University of Cambridge (2004) J Physiol 555P, C26

Communications

Cardiovascular autonomic dysfunction in neonates with coarctation of the aorta (CoA)

J.W. Polson, N. McCallion, M.A. Tooley, G. Thorne, S. Kasparov, J.F.R. Paton and A.R. Wolf

Division of Cardiac, Anaesthetic and Radiological Sciences & * Department of Physiology, Bristol Heart Institute, University of Bristol, Bristol, UK


CoA is a common congenital malformation with variable narrowing of the proximal descending thoracic aorta. Surgical correction is the accepted medical treatment, and delayed repair is associated with abnormalities of arterial pressure (AP) homeostasis and early death. It was hoped that neonatal repair would prevent later cardiovascular complications, but recent data have indicated that despite an early and successful anatomic repair, 30 % of patients still subsequently develop hypertension (O'Sullivan et al. 2002). The aetiology is unclear, but may involve changes in cardiovascular autonomic regulation during the perinatal period. Two important indices of cardiovascular autonomic function are baroreceptor reflex sensitivity (BRS) and heart rate variability (HRV). Neither of these have been examined in the neonate with CoA. In order to understand the development of hypertension in patients with CoA, we have examined BRS and HRV in neonates at first presentation.

After local ethical committee approval and informed parental consent we recruited 6 neonates undergoing elective CoA repair and compared them with 10 healthy newborn infants. AP was measured non-invasively using photoplethysmography by means of adapting a Portapres (Finapres Medical Systems, Netherlands) for use in infants by placing the cuff around the infant's right wrist. Accuracy of the recording was confirmed initially by comparison with measurements made using an arterial line. ECG was recorded using a standard three lead configuration. AP and ECG waveforms were sampled at 1-5 kHz and recorded continuously for 20-30 min while infants were in active sleep. Spontaneous BRS was measured using a modification of the time sequence method of Oosting et al. (1997). HRV was examined using standard time domain measurements. Results are expressed as mean ± S.E.M. All infants were under 5 weeks of age.
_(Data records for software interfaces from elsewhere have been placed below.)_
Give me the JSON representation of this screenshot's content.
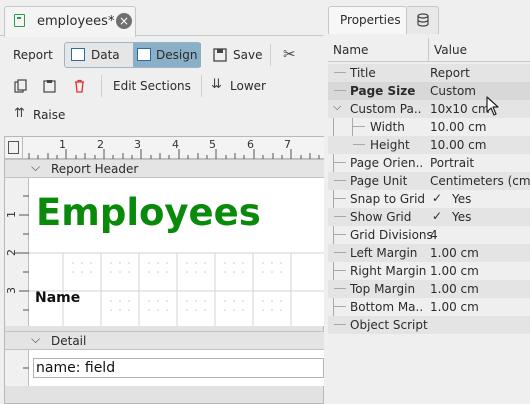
{
  "document_tab": {
    "title": "employees*"
  },
  "toolbar": {
    "report_label": "Report",
    "data_label": "Data",
    "design_label": "Design",
    "save_label": "Save",
    "edit_sections_label": "Edit Sections",
    "lower_label": "Lower",
    "raise_label": "Raise"
  },
  "ruler": {
    "marks": [
      "1",
      "2",
      "3",
      "4",
      "5",
      "6",
      "7"
    ],
    "vmarks": [
      "1",
      "2",
      "3"
    ]
  },
  "bands": {
    "report_header": "Report Header",
    "detail": "Detail"
  },
  "canvas": {
    "title_text": "Employees",
    "name_label": "Name",
    "field_text": "name: field"
  },
  "properties": {
    "tab_label": "Properties",
    "col_name": "Name",
    "col_value": "Value",
    "rows": [
      {
        "name": "Title",
        "value": "Report"
      },
      {
        "name": "Page Size",
        "value": "Custom"
      },
      {
        "name": "Custom Pa...",
        "value": "10x10 cm"
      },
      {
        "name": "Width",
        "value": "10.00 cm"
      },
      {
        "name": "Height",
        "value": "10.00 cm"
      },
      {
        "name": "Page Orien...",
        "value": "Portrait"
      },
      {
        "name": "Page Unit",
        "value": "Centimeters (cm)"
      },
      {
        "name": "Snap to Grid",
        "value": "Yes"
      },
      {
        "name": "Show Grid",
        "value": "Yes"
      },
      {
        "name": "Grid Divisions",
        "value": "4"
      },
      {
        "name": "Left Margin",
        "value": "1.00 cm"
      },
      {
        "name": "Right Margin",
        "value": "1.00 cm"
      },
      {
        "name": "Top Margin",
        "value": "1.00 cm"
      },
      {
        "name": "Bottom Ma...",
        "value": "1.00 cm"
      },
      {
        "name": "Object Script",
        "value": ""
      }
    ]
  },
  "colors": {
    "title_green": "#0a8a0a",
    "active_segment": "#8ab0c8"
  }
}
We found that there was good correlation between Portapres and arterial line measurements of AP (mean 53.2 ± 0.5 v 55.8 ± 0.2 mmHg, respectively), although pulse pressure was lower on Portapres measurements (30.2 ± 1.2 v 38.7 ± 2.7 mmHg). Systolic AP was higher in CoA than controls (79.5 ± 4.6 v 68.8 ± 2.4 mmHg). BRS was reduced by 37 % in CoA compared to controls (9.1 ± 1.9 v 14.4 ± 1.6 ms/mmHg, respectively), and HRV was similarly reduced: the range over which 95 % of R-R intervals fell was 89.9 ± 11.2 v 148.0 ± 9.1 ms, and the standard deviation of the R-R intervals was 22.5 ± 2.8 v 37.2 ± 2.5.

These data indicate that cardiovascular autonomic regulation is abnormal in infants with preoperative CoA.

We gratefully acknowledge the support of B. Braun Medical Ltd.

Where applicable, experiments conform with Society ethical requirements